Aldermen will discuss settling a five-year-old discrimination case against the city on Tuesday's committee of the whole meeting.
Robert Horton filed a complaint with the Department of Human Rights in July 2008, alleging he was fired based on race. There has been a decision against the city, an appeal, a denial for summary judgement and a trial set. Now his lawyers and the city are ready to settle for $85,100.
"There's probably a legal file two, three inches thick," said Ward 7 Alderman Joe McMenamin, who is also a lawyer.
But aldermen aren't getting a legal file "two or three inches thick" when they discuss whether to settle Horton's case. The city council packet contains just eight pages on the case, much of it boilerplate settlement legalese.
So how will the aldermen decide what the right course of action is?
The aldermen can request more information during the meeting, but there's one source that's arguably the most important.
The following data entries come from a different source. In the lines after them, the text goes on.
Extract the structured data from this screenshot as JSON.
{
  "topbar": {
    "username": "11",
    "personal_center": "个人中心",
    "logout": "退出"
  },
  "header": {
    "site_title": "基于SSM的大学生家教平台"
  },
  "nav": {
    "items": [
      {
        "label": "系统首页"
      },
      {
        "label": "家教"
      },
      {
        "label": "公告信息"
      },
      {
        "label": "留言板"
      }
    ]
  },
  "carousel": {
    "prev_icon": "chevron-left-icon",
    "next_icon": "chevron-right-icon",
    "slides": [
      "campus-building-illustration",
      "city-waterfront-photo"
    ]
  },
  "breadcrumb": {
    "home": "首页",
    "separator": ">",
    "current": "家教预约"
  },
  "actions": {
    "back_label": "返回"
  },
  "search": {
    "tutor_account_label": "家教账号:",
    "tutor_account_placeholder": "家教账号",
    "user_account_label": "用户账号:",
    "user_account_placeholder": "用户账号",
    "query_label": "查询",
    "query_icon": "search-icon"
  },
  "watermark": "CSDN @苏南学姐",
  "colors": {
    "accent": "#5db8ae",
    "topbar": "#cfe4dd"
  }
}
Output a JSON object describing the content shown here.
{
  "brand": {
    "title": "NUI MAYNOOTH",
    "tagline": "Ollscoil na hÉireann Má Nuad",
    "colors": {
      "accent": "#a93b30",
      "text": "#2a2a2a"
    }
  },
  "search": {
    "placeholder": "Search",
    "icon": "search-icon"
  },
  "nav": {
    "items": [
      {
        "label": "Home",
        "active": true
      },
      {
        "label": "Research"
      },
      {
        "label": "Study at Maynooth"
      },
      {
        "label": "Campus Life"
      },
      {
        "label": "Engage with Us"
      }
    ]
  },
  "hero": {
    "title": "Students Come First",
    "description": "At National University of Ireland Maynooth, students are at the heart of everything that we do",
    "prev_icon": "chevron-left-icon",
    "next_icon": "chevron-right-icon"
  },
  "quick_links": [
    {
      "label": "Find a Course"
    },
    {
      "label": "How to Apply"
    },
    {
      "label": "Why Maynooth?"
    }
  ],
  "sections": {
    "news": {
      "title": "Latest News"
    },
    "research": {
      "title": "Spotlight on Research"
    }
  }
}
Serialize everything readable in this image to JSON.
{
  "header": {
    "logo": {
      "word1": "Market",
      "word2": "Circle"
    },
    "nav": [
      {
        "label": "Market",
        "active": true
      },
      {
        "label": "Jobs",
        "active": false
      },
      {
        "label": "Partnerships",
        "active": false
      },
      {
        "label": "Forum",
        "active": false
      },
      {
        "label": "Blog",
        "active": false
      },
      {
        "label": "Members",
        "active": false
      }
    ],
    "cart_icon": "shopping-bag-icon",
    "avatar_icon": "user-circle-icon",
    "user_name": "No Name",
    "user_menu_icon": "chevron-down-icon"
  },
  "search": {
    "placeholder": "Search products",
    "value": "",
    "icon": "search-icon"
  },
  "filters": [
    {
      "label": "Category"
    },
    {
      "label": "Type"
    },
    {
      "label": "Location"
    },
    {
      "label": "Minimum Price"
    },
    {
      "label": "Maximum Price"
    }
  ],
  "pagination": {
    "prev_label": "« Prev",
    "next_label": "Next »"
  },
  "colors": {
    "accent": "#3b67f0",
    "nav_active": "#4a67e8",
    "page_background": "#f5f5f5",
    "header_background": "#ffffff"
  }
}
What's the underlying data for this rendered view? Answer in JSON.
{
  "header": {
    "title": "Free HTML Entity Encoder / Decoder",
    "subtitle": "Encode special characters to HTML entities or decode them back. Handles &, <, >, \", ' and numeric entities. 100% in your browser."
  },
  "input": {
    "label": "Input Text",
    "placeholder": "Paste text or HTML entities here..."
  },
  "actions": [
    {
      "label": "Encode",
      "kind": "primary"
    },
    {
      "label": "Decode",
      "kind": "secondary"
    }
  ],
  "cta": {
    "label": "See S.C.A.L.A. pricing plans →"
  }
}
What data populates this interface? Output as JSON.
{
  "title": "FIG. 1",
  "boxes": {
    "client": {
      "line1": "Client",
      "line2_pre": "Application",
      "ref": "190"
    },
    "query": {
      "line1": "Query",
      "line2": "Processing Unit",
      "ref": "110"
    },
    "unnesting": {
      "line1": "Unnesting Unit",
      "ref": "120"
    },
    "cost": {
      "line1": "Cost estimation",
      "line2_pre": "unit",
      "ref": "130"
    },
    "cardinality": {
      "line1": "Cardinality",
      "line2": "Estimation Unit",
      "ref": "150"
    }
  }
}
"We really have to rely upon the good advice, counsel and judgement of our interim (Corporation Counsel), John Mehlick," Ward 7 Alderman Joe McMenamin said. "And then he relies on his staff attorneys."
That's $85,100 in taxpayer dollars on faith. While aldermen might get further explanation, the only reasoning in public documents is "it's in the best interest of the city to approve settlement of this case," which means the public will need to rely on the aldermen.
"It's the old 'trust me,'" said Ward 1 Alderman Frank Edwards. "Sometimes that's a scary thought when you look at the city council and you go 'OK, we're dealing with the public's money and we're asking them to trust 'em because we really can't give you much information.' That's when things go awry."
These are the facts that are known.
Horton was a truck driver for the Office of Public Works in 2008 when he was fired for supposedly not following orders. Horton alleges he lost his job because he is black. He says the man who replaced him in his job is not black. He also claims another non-black driver did the same kinds of things he was fired for and wasn't let go.
The Department of Human Rights ruled against the city, and the city appealed the ruling. The Human Rights Commission refused to give the city a summary judgement, though, so the next step would have been a trial in front of the commission.
By settling, neither party admits liability and Horton cannot pursue the city again.
Aldermen will discuss the settlement on Tuesday but will not vote on it until the next city council meeting on Octpber 1 at the earliest.